It's no surprise, then, that I like this collection of Amazon reviews from hmm, of Seattle.

Just wanted to share. Off to new job now...

Wednesday, March 09, 2005

The end of an Era

That's it. I no longer work for a charity. My last day at John Grooms was yesterday, and I've got the rest of the week to do with what I wish.

Went out last night for leaving drinks - which was very nice. Had a few beers and a couple of Tequilas and all that. All in all a good sendoff, I reckon.

Just need to teach myself how to do all the things I told my new employer I could do in my interview now!

Oh well. Expect more ASP.NET things over the next few days.

Apologies for wishy-washiness.

Thursday, March 03, 2005

Woo and Yay to Steve Fossett!!!

Steve Fossett has just in the past couple of hours completed the fastest non-stop, non-refuelling flight in the world.

Read about it all here. And there's a video here.

I love things like that. You just know that it's just a bunch of playboys (Richard Branson being one of them) larking about having fun. Fantastic!

Apologies for fanlove!

Very quick Aide Memoir

Found this colour (or 'color') picker over at Scooter's Blog

Should come in handy. Color schemes are the one thing that I really really suck at - you can tell a benjimawoo site. It's all black Arial on White, with no imagery. Oops...

So anyway, just posting this so I remember where it is.

Apologies for cheapness...

The difference between patience and waiting
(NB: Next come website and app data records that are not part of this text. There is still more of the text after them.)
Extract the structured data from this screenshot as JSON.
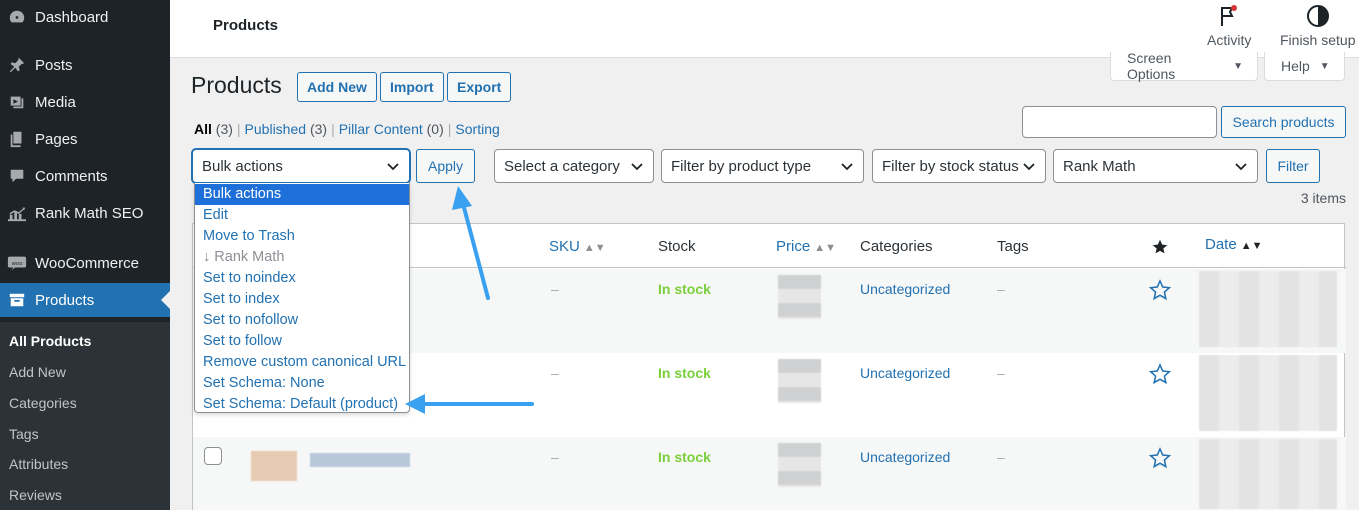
{
  "sidebar": {
    "items": [
      {
        "label": "Dashboard",
        "icon": "dashboard-icon"
      },
      {
        "label": "Posts",
        "icon": "pin-icon"
      },
      {
        "label": "Media",
        "icon": "media-icon"
      },
      {
        "label": "Pages",
        "icon": "pages-icon"
      },
      {
        "label": "Comments",
        "icon": "comment-icon"
      },
      {
        "label": "Rank Math SEO",
        "icon": "chart-icon"
      },
      {
        "label": "WooCommerce",
        "icon": "woo-icon"
      },
      {
        "label": "Products",
        "icon": "archive-icon"
      }
    ],
    "submenu": [
      "All Products",
      "Add New",
      "Categories",
      "Tags",
      "Attributes",
      "Reviews"
    ]
  },
  "topbar": {
    "title": "Products",
    "activity_label": "Activity",
    "finish_label": "Finish setup"
  },
  "screen_options_label": "Screen Options",
  "help_label": "Help",
  "heading": "Products",
  "buttons": {
    "add_new": "Add New",
    "import": "Import",
    "export": "Export"
  },
  "views": [
    {
      "label": "All",
      "count": "(3)"
    },
    {
      "label": "Published",
      "count": "(3)"
    },
    {
      "label": "Pillar Content",
      "count": "(0)"
    },
    {
      "label": "Sorting",
      "count": ""
    }
  ],
  "search_button": "Search products",
  "filters": {
    "bulk_actions": "Bulk actions",
    "apply": "Apply",
    "category": "Select a category",
    "product_type": "Filter by product type",
    "stock_status": "Filter by stock status",
    "rank_math": "Rank Math",
    "filter": "Filter"
  },
  "items_count": "3 items",
  "columns": {
    "sku": "SKU",
    "stock": "Stock",
    "price": "Price",
    "categories": "Categories",
    "tags": "Tags",
    "date": "Date"
  },
  "rows": [
    {
      "sku": "–",
      "stock": "In stock",
      "category": "Uncategorized",
      "tags": "–"
    },
    {
      "sku": "–",
      "stock": "In stock",
      "category": "Uncategorized",
      "tags": "–"
    },
    {
      "sku": "–",
      "stock": "In stock",
      "category": "Uncategorized",
      "tags": "–"
    }
  ],
  "dropdown_options": [
    "Bulk actions",
    "Edit",
    "Move to Trash",
    "↓ Rank Math",
    "Set to noindex",
    "Set to index",
    "Set to nofollow",
    "Set to follow",
    "Remove custom canonical URL",
    "Set Schema: None",
    "Set Schema: Default (product)"
  ],
  "colors": {
    "accent": "#2271b1",
    "sidebar": "#1d2327",
    "in_stock": "#7ad03a",
    "annotation_arrow": "#3aa0f0"
  }
}
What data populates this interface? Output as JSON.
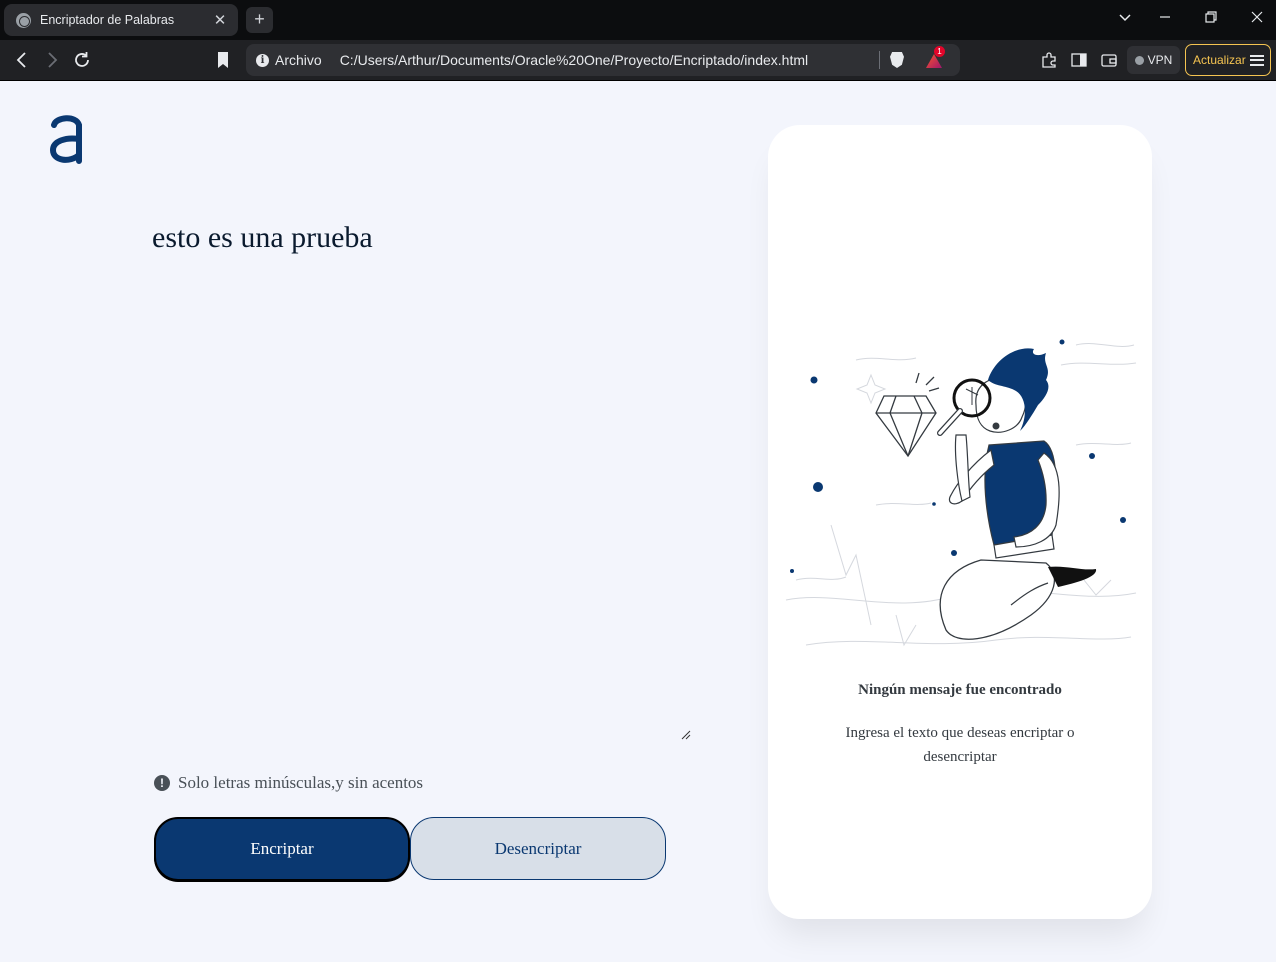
{
  "browser": {
    "tab_title": "Encriptador de Palabras",
    "tab_close": "✕",
    "new_tab": "+",
    "omnibox_label": "Archivo",
    "url": "C:/Users/Arthur/Documents/Oracle%20One/Proyecto/Encriptado/index.html",
    "rewards_badge": "1",
    "vpn_label": "VPN",
    "update_label": "Actualizar",
    "icons": [
      "globe-icon",
      "back-icon",
      "forward-icon",
      "reload-icon",
      "bookmark-icon",
      "brave-shields-icon",
      "rewards-icon",
      "extensions-icon",
      "sidebar-icon",
      "wallet-icon",
      "menu-icon"
    ]
  },
  "app": {
    "input_text": "esto es una prueba",
    "hint": "Solo letras minúsculas,y sin acentos",
    "encrypt_label": "Encriptar",
    "decrypt_label": "Desencriptar",
    "panel_title": "Ningún mensaje fue encontrado",
    "panel_subtitle": "Ingresa el texto que deseas encriptar o desencriptar",
    "colors": {
      "primary": "#0a3871",
      "background": "#f3f5fc",
      "secondary_button": "#d8dfe8",
      "update_accent": "#f5c451"
    }
  }
}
I'm currently counting down the minutes until I leave my current job. My last day is next Tuesday. As a result, I'm twitchy, fidgety and can't really concentrate on anything. Not good.

The reason for this is that I'm really not very good at waiting for stuff to happen. I'm the guy who pays extra for next day delivery when it normally gets there next day anyway (I find Amazon really good this way). Waiting or things to happen just isn't for me.
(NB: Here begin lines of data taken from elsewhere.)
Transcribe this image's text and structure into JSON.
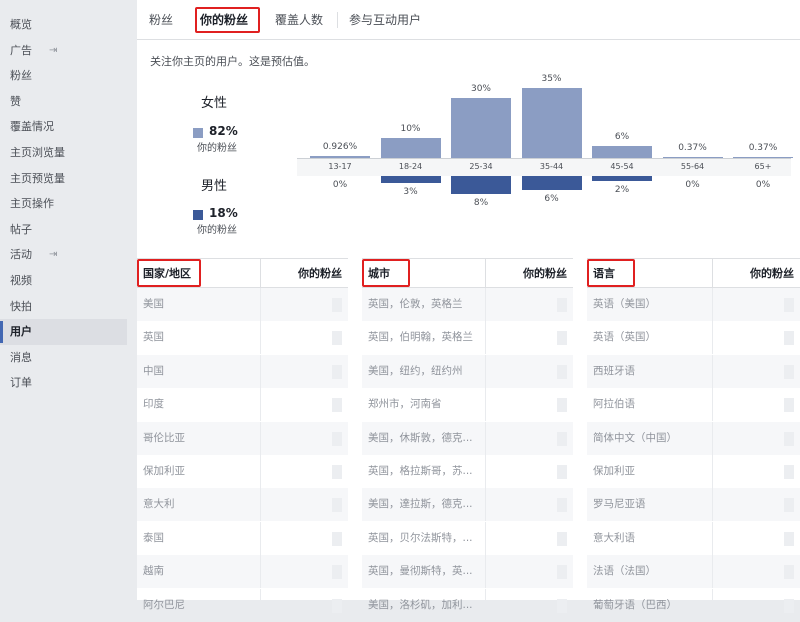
{
  "sidebar": {
    "items": [
      {
        "label": "概览"
      },
      {
        "label": "广告",
        "ext": "⇥"
      },
      {
        "label": "粉丝"
      },
      {
        "label": "赞"
      },
      {
        "label": "覆盖情况"
      },
      {
        "label": "主页浏览量"
      },
      {
        "label": "主页预览量"
      },
      {
        "label": "主页操作"
      },
      {
        "label": "帖子"
      },
      {
        "label": "活动",
        "ext": "⇥"
      },
      {
        "label": "视频"
      },
      {
        "label": "快拍"
      },
      {
        "label": "用户",
        "active": true
      },
      {
        "label": "消息"
      },
      {
        "label": "订单"
      }
    ]
  },
  "tabs": [
    {
      "label": "粉丝"
    },
    {
      "label": "你的粉丝",
      "active": true
    },
    {
      "label": "覆盖人数"
    },
    {
      "label": "参与互动用户"
    }
  ],
  "subtitle": "关注你主页的用户。这是预估值。",
  "gender": {
    "female": {
      "label": "女性",
      "percent": "82%",
      "sub": "你的粉丝",
      "color": "#8b9dc3"
    },
    "male": {
      "label": "男性",
      "percent": "18%",
      "sub": "你的粉丝",
      "color": "#3b5998"
    }
  },
  "chart_data": {
    "type": "bar",
    "categories": [
      "13-17",
      "18-24",
      "25-34",
      "35-44",
      "45-54",
      "55-64",
      "65+"
    ],
    "series": [
      {
        "name": "女性",
        "values": [
          0.926,
          10,
          30,
          35,
          6,
          0.37,
          0.37
        ],
        "labels": [
          "0.926%",
          "10%",
          "30%",
          "35%",
          "6%",
          "0.37%",
          "0.37%"
        ],
        "color": "#8b9dc3"
      },
      {
        "name": "男性",
        "values": [
          0,
          3,
          8,
          6,
          2,
          0,
          0
        ],
        "labels": [
          "0%",
          "3%",
          "8%",
          "6%",
          "2%",
          "0%",
          "0%"
        ],
        "color": "#3b5998"
      }
    ]
  },
  "tables": {
    "country": {
      "header": "国家/地区",
      "value_header": "你的粉丝",
      "rows": [
        "美国",
        "英国",
        "中国",
        "印度",
        "哥伦比亚",
        "保加利亚",
        "意大利",
        "泰国",
        "越南",
        "阿尔巴尼"
      ]
    },
    "city": {
      "header": "城市",
      "value_header": "你的粉丝",
      "rows": [
        "英国，伦敦，英格兰",
        "英国，伯明翰，英格兰",
        "美国，纽约，纽约州",
        "郑州市，河南省",
        "美国，休斯敦，德克...",
        "英国，格拉斯哥，苏...",
        "美国，達拉斯，德克...",
        "英国，贝尔法斯特，...",
        "英国，曼彻斯特，英...",
        "美国，洛杉矶，加利..."
      ]
    },
    "language": {
      "header": "语言",
      "value_header": "你的粉丝",
      "rows": [
        "英语（美国）",
        "英语（英国）",
        "西班牙语",
        "阿拉伯语",
        "简体中文（中国）",
        "保加利亚",
        "罗马尼亚语",
        "意大利语",
        "法语（法国）",
        "葡萄牙语（巴西）"
      ]
    }
  },
  "colors": {
    "highlight": "#e02020",
    "accent": "#4267b2"
  }
}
Mrs Mawoo an I were talking about this last night, and she was genuinely surprised about it. "But you're the most patient person I know" she said. "You take your time over everything" she said. She even cited learning programming as an example of my patience.
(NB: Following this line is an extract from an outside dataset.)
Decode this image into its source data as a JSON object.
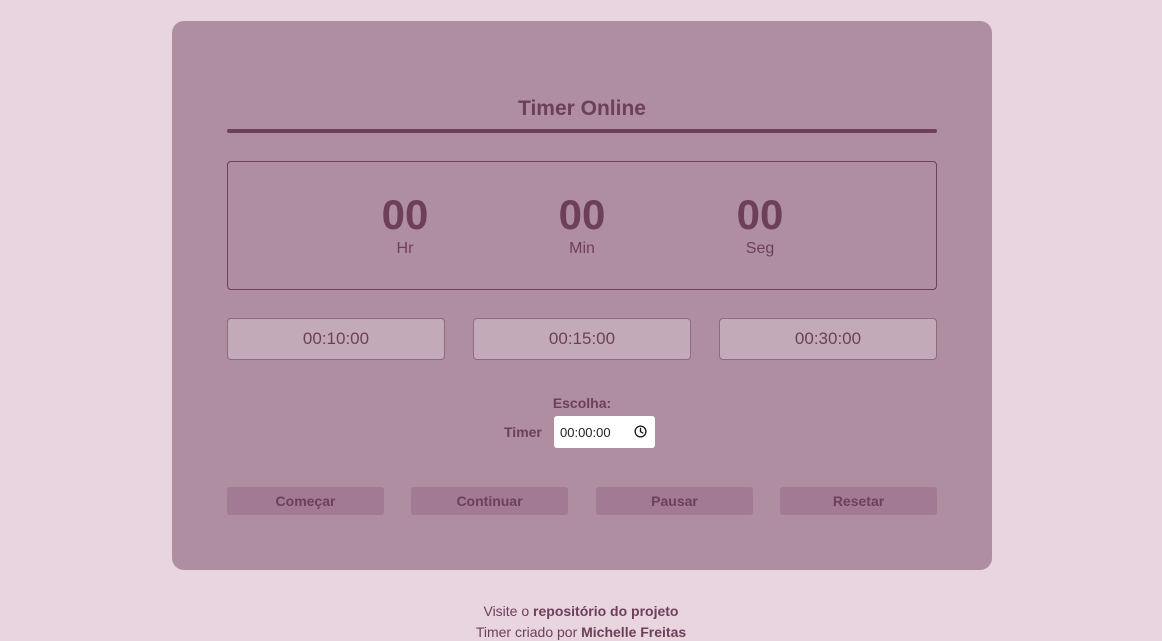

And I think this is the biggest difference. Whenever I'm talking to someone, or I'm trying to explain something, or I'm thinking through something, I'm doing something. Although I'm taking a fairly passive role in whatever I'm doing (explaining stuff to someone is still a passive role - you're just speaking. It's the person on the receiving end that has to do the work, understanding what you're on about), I'm still doing something. I'm mentally fidgeting. I'm listening to what people are saying. If I'm trying to swing someone round to my way of thinking I'm building arguments in my head. While I'm standing nodding patiently while someone tells me for the 9th time they're right and I'm wrong, I'm actually listing the reasons why I'm right and they're wrong etc.

That's what makes me patient (so Mrs Mawoo says). Being able to sit back and let things happen around me. Or rather, collating and re-evaluating information as things happen whilst not appearing to do anything.

Patience is nothing to do with waiting. There are a whole bunch if people who lack patience (and tend to be grumpy too) who can happily wait forever for things to happen.

I'm not one of them. I am (apparently) very patient. I hate waiting for things to happen.

35 working hours to go.

Apologies for rambling.

EDIT: I just remembered where Mrs Mawoo got this whole patience thing started. One thing I don't have an issue is waiting my turn. If the line's long, then fair enough. If you were here before me, then it's your turn. Even then, though, I'm not idly standing by. I'm thinking. Watching and working out how I can make things happen faster. Thinking about what's holding the person up in front of me and how I can avoid it for the person behind me. Dull, I know, but hey, it saves me from getting bored. And it keeps me from waiting.